This addresses the first part of the pavilion, the Field, where construction and identity are antagonized, disrupted. This is the structure of becoming, deployed through randomizing algorithm which chooses each objects rotation, and position on stacked typological grids. The objects themselves represent the structure of becoming, symbols, conveniently also objects of utility which construct the identity of postmodern consumer capitalism, and incidentally the city.

But this was not enough, the field on it’s own cannot sustain a deep enough analysis of the self, but it can lay the framework, hence discussing it as “structure”, but we need something else, that which can be understood as the event of becoming, which enriches the experience of the field, by layering on top of it the experience of one’s position in the field, and in the city at large. 

Event, is explored through the Scaffolding Structure, where participants ascend upward through varied strata of mirrored rooms, each presenting and representing a unique understanding of self and place; the becoming which leads to the construction of the identity of the participant.
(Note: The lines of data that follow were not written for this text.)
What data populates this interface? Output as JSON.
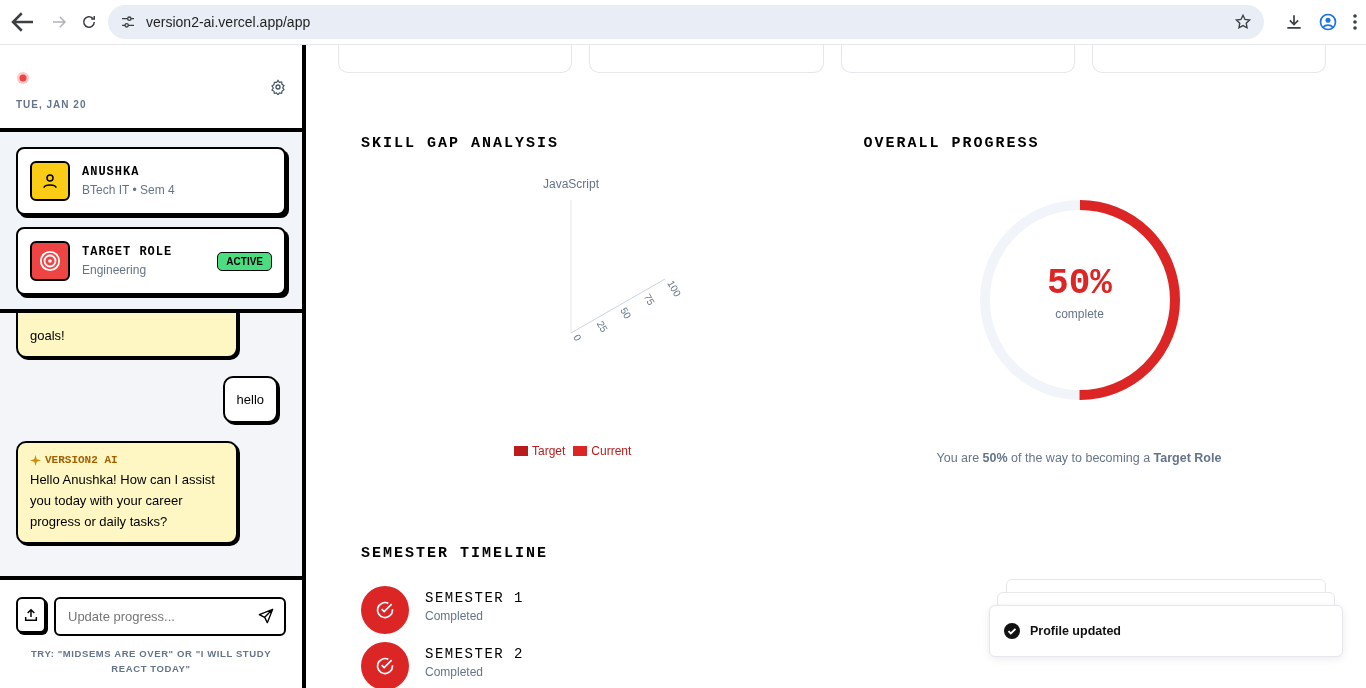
{
  "browser": {
    "url": "version2-ai.vercel.app/app",
    "forward_disabled": true
  },
  "sidebar": {
    "date": "TUE, JAN 20",
    "profile": {
      "name": "ANUSHKA",
      "subtitle": "BTech IT • Sem 4"
    },
    "target": {
      "label": "TARGET ROLE",
      "value": "Engineering",
      "badge": "ACTIVE"
    },
    "messages": [
      {
        "kind": "ai",
        "text": "goals!"
      },
      {
        "kind": "user",
        "text": "hello"
      },
      {
        "kind": "ai",
        "sender": "VERSION2 AI",
        "text": "Hello Anushka! How can I assist you today with your career progress or daily tasks?"
      }
    ],
    "input": {
      "placeholder": "Update progress..."
    },
    "hint": "TRY: \"MIDSEMS ARE OVER\" OR \"I WILL STUDY REACT TODAY\""
  },
  "top_cards": [
    {
      "kind": "stat"
    },
    {
      "kind": "stat"
    },
    {
      "kind": "stat"
    },
    {
      "kind": "stat"
    }
  ],
  "skill_gap": {
    "title": "SKILL GAP ANALYSIS",
    "axis_label": "JavaScript",
    "ticks": [
      "0",
      "25",
      "50",
      "75",
      "100"
    ],
    "legend": [
      {
        "label": "Target",
        "color": "#b91c1c"
      },
      {
        "label": "Current",
        "color": "#dc2626"
      }
    ]
  },
  "progress": {
    "title": "OVERALL PROGRESS",
    "level": 0.5,
    "percent": "50%",
    "sublabel": "complete",
    "caption": "You are **50%** of the way to becoming a **Target Role**"
  },
  "timeline": {
    "title": "SEMESTER TIMELINE",
    "items": [
      {
        "label": "SEMESTER 1",
        "status": "Completed",
        "completed": true
      },
      {
        "label": "SEMESTER 2",
        "status": "Completed",
        "completed": true
      }
    ]
  },
  "toast": {
    "text": "Profile updated"
  }
}
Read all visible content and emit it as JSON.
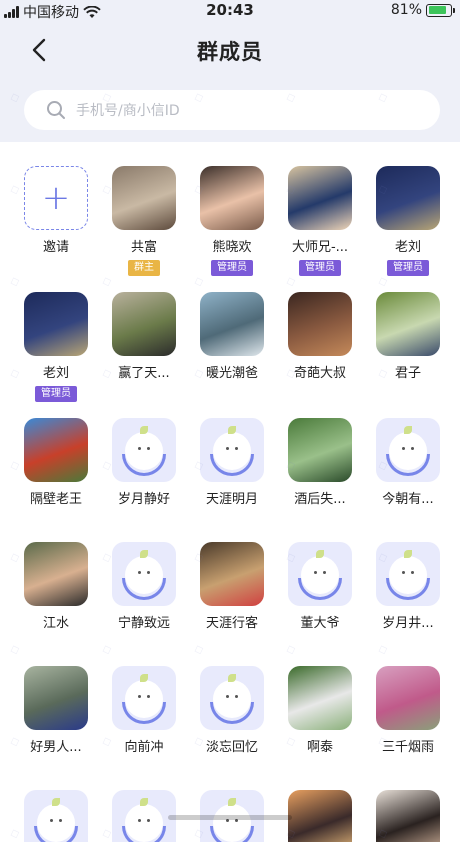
{
  "status": {
    "carrier": "中国移动",
    "time": "20:43",
    "battery": "81%"
  },
  "header": {
    "title": "群成员"
  },
  "search": {
    "placeholder": "手机号/商小信ID"
  },
  "members": [
    {
      "name": "邀请",
      "avatar": "add",
      "badge": ""
    },
    {
      "name": "共富",
      "avatar": "photo",
      "badge": "群主",
      "badge_type": "owner",
      "colors": [
        "#8a7a6a",
        "#c9b9a4",
        "#5d4a3c"
      ]
    },
    {
      "name": "熊晓欢",
      "avatar": "photo",
      "badge": "管理员",
      "badge_type": "admin",
      "colors": [
        "#3b2f2a",
        "#e9c1a8",
        "#7a5b4a"
      ]
    },
    {
      "name": "大师兄-...",
      "avatar": "photo",
      "badge": "管理员",
      "badge_type": "admin",
      "colors": [
        "#d8c4a0",
        "#243a6a",
        "#f0d6b8"
      ]
    },
    {
      "name": "老刘",
      "avatar": "photo",
      "badge": "管理员",
      "badge_type": "admin",
      "colors": [
        "#1d2a5a",
        "#33447e",
        "#b9a675"
      ]
    },
    {
      "name": "老刘",
      "avatar": "photo",
      "badge": "管理员",
      "badge_type": "admin",
      "colors": [
        "#1d2a5a",
        "#33447e",
        "#b9a675"
      ]
    },
    {
      "name": "赢了天...",
      "avatar": "photo",
      "badge": "",
      "colors": [
        "#b9b19d",
        "#6b7b4a",
        "#2b2b2b"
      ]
    },
    {
      "name": "暖光潮爸",
      "avatar": "photo",
      "badge": "",
      "colors": [
        "#8fb2c8",
        "#4f6a78",
        "#dfe7ec"
      ]
    },
    {
      "name": "奇葩大叔",
      "avatar": "photo",
      "badge": "",
      "colors": [
        "#3a2620",
        "#8a5a40",
        "#c58a5a"
      ]
    },
    {
      "name": "君子",
      "avatar": "photo",
      "badge": "",
      "colors": [
        "#6a8a3a",
        "#c8d8b0",
        "#3a4a6a"
      ]
    },
    {
      "name": "隔壁老王",
      "avatar": "photo",
      "badge": "",
      "colors": [
        "#3a8ad8",
        "#c8402a",
        "#4a7a3a"
      ]
    },
    {
      "name": "岁月静好",
      "avatar": "default",
      "badge": ""
    },
    {
      "name": "天涯明月",
      "avatar": "default",
      "badge": ""
    },
    {
      "name": "酒后失...",
      "avatar": "photo",
      "badge": "",
      "colors": [
        "#4a7a3a",
        "#9ac08a",
        "#2a4a2a"
      ]
    },
    {
      "name": "今朝有...",
      "avatar": "default",
      "badge": ""
    },
    {
      "name": "江水",
      "avatar": "photo",
      "badge": "",
      "colors": [
        "#5a6a4a",
        "#d8b090",
        "#2a2a2a"
      ]
    },
    {
      "name": "宁静致远",
      "avatar": "default",
      "badge": ""
    },
    {
      "name": "天涯行客",
      "avatar": "photo",
      "badge": "",
      "colors": [
        "#4a3a2a",
        "#c8a070",
        "#d04040"
      ]
    },
    {
      "name": "董大爷",
      "avatar": "default",
      "badge": ""
    },
    {
      "name": "岁月井...",
      "avatar": "default",
      "badge": ""
    },
    {
      "name": "好男人...",
      "avatar": "photo",
      "badge": "",
      "colors": [
        "#a8b4a0",
        "#5a6a5a",
        "#2a3a8a"
      ]
    },
    {
      "name": "向前冲",
      "avatar": "default",
      "badge": ""
    },
    {
      "name": "淡忘回忆",
      "avatar": "default",
      "badge": ""
    },
    {
      "name": "啊泰",
      "avatar": "photo",
      "badge": "",
      "colors": [
        "#3a6a2a",
        "#e8e8e8",
        "#8ab07a"
      ]
    },
    {
      "name": "三千烟雨",
      "avatar": "photo",
      "badge": "",
      "colors": [
        "#d8a0c0",
        "#c05a8a",
        "#8aa07a"
      ]
    },
    {
      "name": "",
      "avatar": "default",
      "badge": ""
    },
    {
      "name": "",
      "avatar": "default",
      "badge": ""
    },
    {
      "name": "",
      "avatar": "default",
      "badge": ""
    },
    {
      "name": "",
      "avatar": "photo",
      "badge": "",
      "colors": [
        "#e8a060",
        "#3a2a2a",
        "#f0c080"
      ]
    },
    {
      "name": "",
      "avatar": "photo",
      "badge": "",
      "colors": [
        "#e8e0d8",
        "#2a2220",
        "#d8b8a0"
      ]
    }
  ],
  "icons": {
    "back": "chevron-left-icon",
    "search": "search-icon",
    "add": "plus-icon"
  }
}
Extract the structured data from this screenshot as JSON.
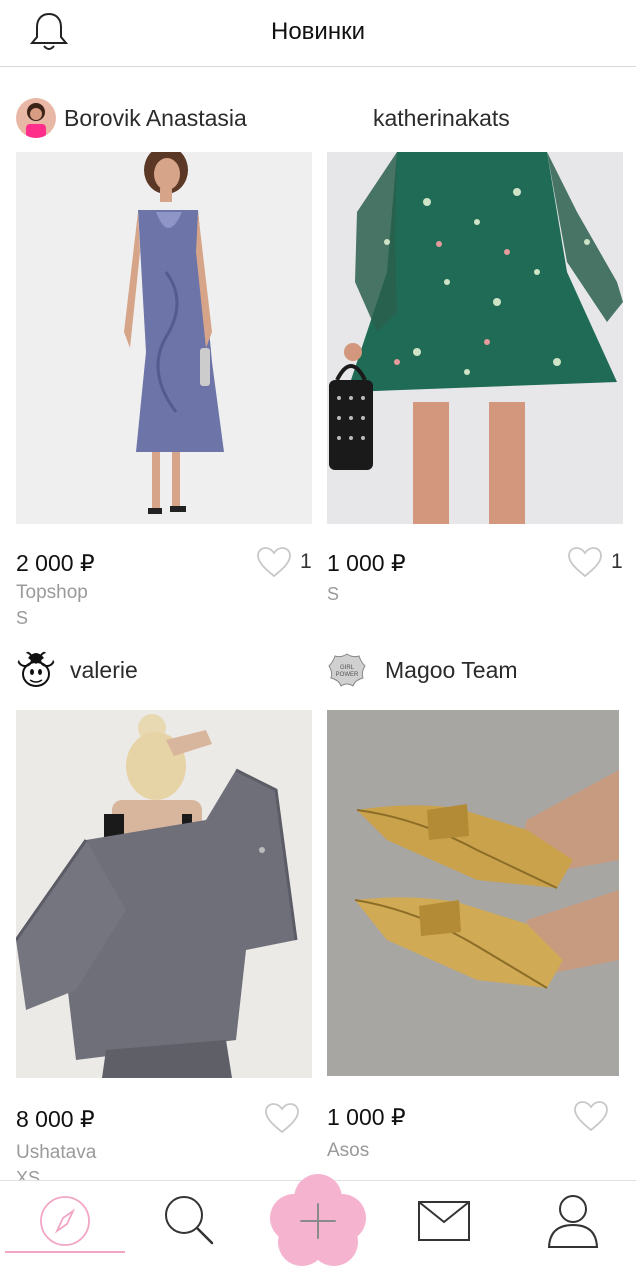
{
  "header": {
    "title": "Новинки",
    "bell_icon": "bell-icon"
  },
  "feed": [
    {
      "user": "Borovik Anastasia",
      "avatar": "avatar-photo",
      "price": "2 000 ₽",
      "brand": "Topshop",
      "size": "S",
      "likes": "1",
      "photo": "satin-slip-dress"
    },
    {
      "user": "katherinakats",
      "avatar": "",
      "price": "1 000 ₽",
      "brand": "",
      "size": "S",
      "likes": "1",
      "photo": "green-floral-dress"
    },
    {
      "user": "valerie",
      "avatar": "mouse-cartoon-avatar",
      "price": "8 000 ₽",
      "brand": "Ushatava",
      "size": "XS",
      "likes": "",
      "photo": "gray-suit-jacket"
    },
    {
      "user": "Magoo Team",
      "avatar": "girl-power-avatar",
      "price": "1 000 ₽",
      "brand": "Asos",
      "size": "",
      "likes": "",
      "photo": "gold-flat-shoes"
    }
  ],
  "tabbar": {
    "items": [
      {
        "name": "discover",
        "icon": "compass-icon",
        "active": true
      },
      {
        "name": "search",
        "icon": "search-icon",
        "active": false
      },
      {
        "name": "add",
        "icon": "plus-icon",
        "active": false
      },
      {
        "name": "messages",
        "icon": "envelope-icon",
        "active": false
      },
      {
        "name": "profile",
        "icon": "user-icon",
        "active": false
      }
    ]
  },
  "colors": {
    "accent": "#f2a6c6",
    "fab": "#f5b3d0",
    "muted_text": "#9a9a9a",
    "divider": "#d9d9d9"
  }
}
Both scaffolding structures are identical, but provide subtly different orientations, one to the irregular orientation of Broadway, and the other to the regular Manhattan Street Grid, as on 7th. These highlight the square as a crossroads of the city, but also, the crossroads of identity. On the outside, varied ribbons of mirror and transparency draw in subjects from the field, and also reflect back the advertisements of the square, creating a hyperreal space where desire is exaggerated, and so the pavilion can conform to nyc building code, which requires that all buildings have illuminated advertising signs, and under which not adhering to is a punishable offence. Their structure, borne from scaffolding is key, to inhabit the processes of construction is to enter the process of becoming itself, indeed, it is us who is the building, that the scaffolding serves. The first floor, the ground, is open on all sides, both revealing the structure, and providing nightlines across the plaza to fully understand the expansive field, but also to reveal the stairs, transparent entry is key in a busy field in a busy plaza. The second floor is a room with one-way mirrors which direct from outside to in. The user can read this on the facade before entering, they know they are being watched, as they have just been watching, but they will not know that they will only see themselves reflected back on the inside until they are inside. Here, the subject is faced with the erasure of the city from the visual field, and yet a cognizance of one position in it. The third floor reverses this condition, mirror on the outside, and one-way mirror directed out on the inside. Here the subject is faced with a different circumstance, the removal of self from the reality of the exterior, subject as voyeur, a ghost in the city. On the final floor the room is mirrored on both sides, this is the total erasure of the self, the removal of subject from the city in all senses, the self is presented in a mise-en-abyme, an optical illusion of infinite virtualizations, with no real position in the city. Walking back down the experience reverses in direction. As subjects retrace their steps, they revisit all of the stages of the visualization and virtualization of self, before they are brought back out into the field and then back into the city itself, again at last.

Unfortunately, the Hudson Yards is approaching at the end of summer, so the pavilion will be very short, though in a place which transforms itself daily, 3 months might as well be an eternity.